9. Business growth
A lot of current businesses owe their success almost entirely to social media, and the platform it’s given them. As photographer and writer Sara Tasker (of Me and Orla) recounts, “In January 2013, on maternity leave from the NHS…I started a photo-a-day project on Instagram…Since then it has evolved to become the foundation for all my online work and a springboard for some of my biggest & wildest dreams.” Indeed, social media can be an amazing tool for building loyal customer bases, and in particular can be invaluable for small and independent businesses with little marketing budget. I know for me it’s been an amazing way to sell some of my artwork and learn more about creative business!
10. Community that can reduce loneliness
I know this last reason might sound a bit surprising, as social media is often criticised for increasing loneliness and feelings of isolation. But whilst I agree that online interaction isn’t any substitute for real-life interaction, I think it’s far better than no interaction at all. One thing that comes to mind in particular is Sarah Millican’s #joinin initiative on Twitter, where every Christmas Day she encourages people to use this hashtag and have conversation with each other so as not to feel so lonely. I think this is where social media and the Internet can really come into their own, connecting people from all around the world wherever they are at in life.
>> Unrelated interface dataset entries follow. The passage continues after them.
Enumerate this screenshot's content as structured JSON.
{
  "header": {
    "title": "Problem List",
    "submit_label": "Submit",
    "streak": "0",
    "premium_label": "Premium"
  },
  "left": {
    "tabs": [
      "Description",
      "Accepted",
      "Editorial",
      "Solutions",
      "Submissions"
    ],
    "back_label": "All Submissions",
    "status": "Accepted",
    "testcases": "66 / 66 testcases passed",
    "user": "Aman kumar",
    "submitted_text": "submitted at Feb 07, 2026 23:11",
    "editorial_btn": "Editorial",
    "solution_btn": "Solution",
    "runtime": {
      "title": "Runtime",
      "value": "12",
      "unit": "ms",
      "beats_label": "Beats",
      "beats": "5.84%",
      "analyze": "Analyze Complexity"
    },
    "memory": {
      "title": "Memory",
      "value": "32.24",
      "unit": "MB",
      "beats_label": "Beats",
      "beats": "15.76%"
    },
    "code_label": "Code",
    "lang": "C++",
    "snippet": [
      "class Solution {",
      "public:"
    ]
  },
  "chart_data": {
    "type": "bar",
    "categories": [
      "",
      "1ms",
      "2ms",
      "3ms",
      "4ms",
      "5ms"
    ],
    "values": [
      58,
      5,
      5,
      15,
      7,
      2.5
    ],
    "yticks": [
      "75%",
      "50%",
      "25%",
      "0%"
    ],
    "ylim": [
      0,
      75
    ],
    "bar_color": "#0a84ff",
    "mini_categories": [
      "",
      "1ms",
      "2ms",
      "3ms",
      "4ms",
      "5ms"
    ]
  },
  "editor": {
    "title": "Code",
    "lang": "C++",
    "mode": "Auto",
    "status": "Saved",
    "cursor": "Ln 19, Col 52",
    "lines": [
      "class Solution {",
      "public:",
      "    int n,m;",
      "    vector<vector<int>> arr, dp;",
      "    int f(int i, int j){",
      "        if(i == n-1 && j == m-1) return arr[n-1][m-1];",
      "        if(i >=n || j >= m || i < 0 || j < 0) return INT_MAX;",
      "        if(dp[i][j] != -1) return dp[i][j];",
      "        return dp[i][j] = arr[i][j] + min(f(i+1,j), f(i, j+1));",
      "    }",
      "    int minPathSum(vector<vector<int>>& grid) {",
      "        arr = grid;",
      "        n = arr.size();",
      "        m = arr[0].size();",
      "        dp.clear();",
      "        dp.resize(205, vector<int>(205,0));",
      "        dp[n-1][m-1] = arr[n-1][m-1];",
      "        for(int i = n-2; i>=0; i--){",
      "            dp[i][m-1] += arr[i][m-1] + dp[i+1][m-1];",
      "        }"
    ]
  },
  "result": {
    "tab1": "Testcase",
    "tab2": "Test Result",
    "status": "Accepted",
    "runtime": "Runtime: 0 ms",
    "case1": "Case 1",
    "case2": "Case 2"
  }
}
So there you have it, my defence of social media and ten reasons I think you should keep your accounts! Do you think the positives outweigh the negatives or are you considering coming off it? I’d love to know your thoughts on this one.